Baseball's collective bargaining agreement between the player's union and owners expires in December, offering the opportunity for renegotiation of rules, compensation and conduct policies. Baseball's commissioner has already agreed to the ban, but players have been hesitant.

The senators argue that use in games is an implicit endorsement of tobacco use to the children watching games.

“Major League ballplayers who use smokeless tobacco at games are providing a celebrity endorsement for these products, encouraging many young people to try smokeless tobacco," the senators wrote.

The Center for Disease Control says that the use of smokeless tobacco is dangerous — and on the rise.
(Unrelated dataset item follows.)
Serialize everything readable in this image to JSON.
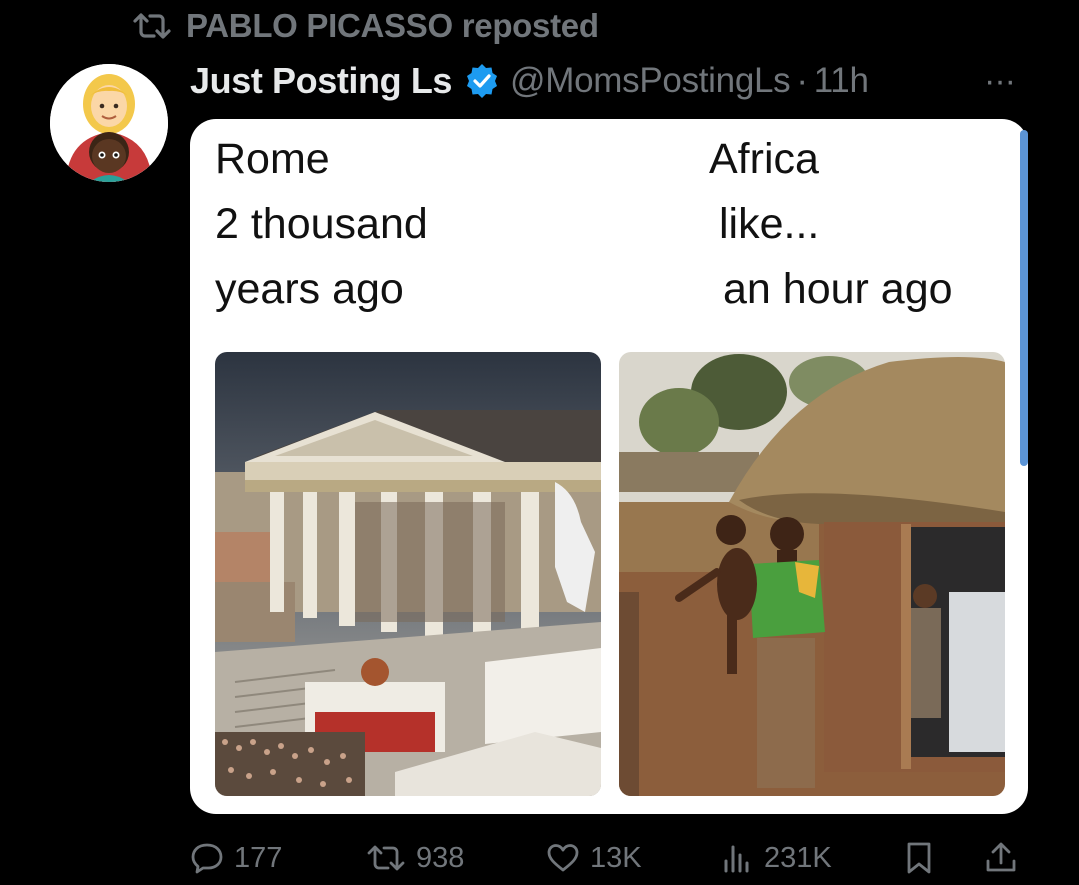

A 2009 survey found that 15 percent of high school boys used smokeless tobacco, up from 11 percent in 2003. That number is expected to grow as states place more restrictions on smoking indoors.

“Major League Baseball and the players union should follow the senators’ leadership and get smokeless tobacco out of the game,” Matthew L. Myers, president of the Campaign for Tobacco Free Kids, said in a statement. “Now it is time for baseball to act to protect the health of current players and millions of kids who look up to them.”